2007, Age sixteen.
Freezing my tits off, sitting on the frozen floor of a shell scrape (a temporary, defensive dug in position), somewhere on the training area of Catterick. So dark in the early hours of a cold January morning that I couldn’t even see my hands in front of my face, yet it was my time to be on stag (On watch or lookout). The whole platoon relying on my alertness and observation skills, so that they could rest easy, although I couldn’t see s**t. I remember my hands being frustratingly disabled due to the cold temperatures, which restricted me from being able to unzip my trousers for the meaningless and simple task of going for a tactical piss (urinating whilst maintaining a low profile).
Faced with reality and these extremely cold conditions, which I had never experienced before this moment, I began to feel sorry for myself. I turned to Panks, who also had the pleasure of being on stag and I asked him, the very question that many of you may have asked once or twice before; “what the f**k am I doing here”?
My battle partner Panks, instantly started wetting himself with laughter. Of course, trying to remain tactically sound and disciplined, which for some reason made it all that much more laughable, I couldn’t help myself but to also laugh at the whole situation.
It was here at this very moment, where I first discovered the true value of military friends. In the Armed Forces, you somehow develop a skill for laughing your way through s**t times. Even whilst being shot at, you sometimes find yourself laughing your way through it. The value of military friends is valuable for life. This certainly applies in ‘Civvystreet’ just as it applies in the Armed Forces. There is certainly a bond, a ‘brotherhood’ so to speak and it is important to remember this when times are hard during the transition from soldier to civi.

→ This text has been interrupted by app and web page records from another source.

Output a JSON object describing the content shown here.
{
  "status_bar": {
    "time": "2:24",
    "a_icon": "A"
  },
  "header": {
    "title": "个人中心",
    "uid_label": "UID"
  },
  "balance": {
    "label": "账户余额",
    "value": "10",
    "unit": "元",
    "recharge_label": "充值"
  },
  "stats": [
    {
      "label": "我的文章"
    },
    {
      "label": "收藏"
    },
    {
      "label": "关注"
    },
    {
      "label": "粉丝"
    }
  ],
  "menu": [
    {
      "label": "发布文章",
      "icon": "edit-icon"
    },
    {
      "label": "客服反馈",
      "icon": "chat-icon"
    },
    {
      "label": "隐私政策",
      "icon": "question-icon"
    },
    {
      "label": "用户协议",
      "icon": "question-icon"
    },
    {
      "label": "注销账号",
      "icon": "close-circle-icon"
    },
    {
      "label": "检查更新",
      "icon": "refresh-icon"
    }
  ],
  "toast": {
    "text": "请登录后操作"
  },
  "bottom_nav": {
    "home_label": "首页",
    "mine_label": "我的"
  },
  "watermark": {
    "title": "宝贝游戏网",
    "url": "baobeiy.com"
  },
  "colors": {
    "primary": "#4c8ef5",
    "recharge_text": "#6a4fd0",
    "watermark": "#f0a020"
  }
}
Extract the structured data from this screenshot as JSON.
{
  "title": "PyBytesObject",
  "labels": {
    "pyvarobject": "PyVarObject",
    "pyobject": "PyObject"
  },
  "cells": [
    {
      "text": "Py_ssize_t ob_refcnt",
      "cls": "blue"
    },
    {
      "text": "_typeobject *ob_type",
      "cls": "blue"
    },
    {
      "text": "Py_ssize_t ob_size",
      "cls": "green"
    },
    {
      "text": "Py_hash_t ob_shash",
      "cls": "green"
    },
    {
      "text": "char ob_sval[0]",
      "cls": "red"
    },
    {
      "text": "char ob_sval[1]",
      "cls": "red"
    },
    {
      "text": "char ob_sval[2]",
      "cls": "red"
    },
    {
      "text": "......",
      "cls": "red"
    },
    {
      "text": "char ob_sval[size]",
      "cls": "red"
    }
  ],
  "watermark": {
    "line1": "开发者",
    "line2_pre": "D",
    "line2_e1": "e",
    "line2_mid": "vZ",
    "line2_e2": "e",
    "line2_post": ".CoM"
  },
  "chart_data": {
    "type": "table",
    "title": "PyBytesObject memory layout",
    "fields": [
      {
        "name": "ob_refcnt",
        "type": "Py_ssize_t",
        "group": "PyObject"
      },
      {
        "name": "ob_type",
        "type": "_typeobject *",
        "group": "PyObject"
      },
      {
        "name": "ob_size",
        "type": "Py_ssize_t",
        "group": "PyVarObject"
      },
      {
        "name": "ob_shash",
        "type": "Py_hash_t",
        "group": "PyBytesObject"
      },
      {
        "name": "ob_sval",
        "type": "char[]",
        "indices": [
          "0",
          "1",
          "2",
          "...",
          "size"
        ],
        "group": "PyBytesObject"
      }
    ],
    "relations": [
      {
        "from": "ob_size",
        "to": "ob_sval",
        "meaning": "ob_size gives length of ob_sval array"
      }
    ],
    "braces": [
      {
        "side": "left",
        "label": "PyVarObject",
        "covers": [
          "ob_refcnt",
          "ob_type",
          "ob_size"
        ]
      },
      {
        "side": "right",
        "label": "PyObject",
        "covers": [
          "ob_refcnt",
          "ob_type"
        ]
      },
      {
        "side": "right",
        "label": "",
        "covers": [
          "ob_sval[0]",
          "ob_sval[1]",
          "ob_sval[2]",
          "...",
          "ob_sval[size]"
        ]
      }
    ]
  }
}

It’s easy to lock yourself away and swear there is no one who understands you, however there are many like you who do understand. Those people who do understand, will always be those valuable friends, who have also spent time in the trench alongside you.
Thanks to social media and current technology, it has never been so easy to stay in touch with old friends from the forces. I highly recommend establishing comms (communications) with other veterans. They don’t necessarily need to be old mates from your previous platoon, all veterans have that mutual understanding and respect.
So to that end, it is highly important and fundamental to remember that you are never alone.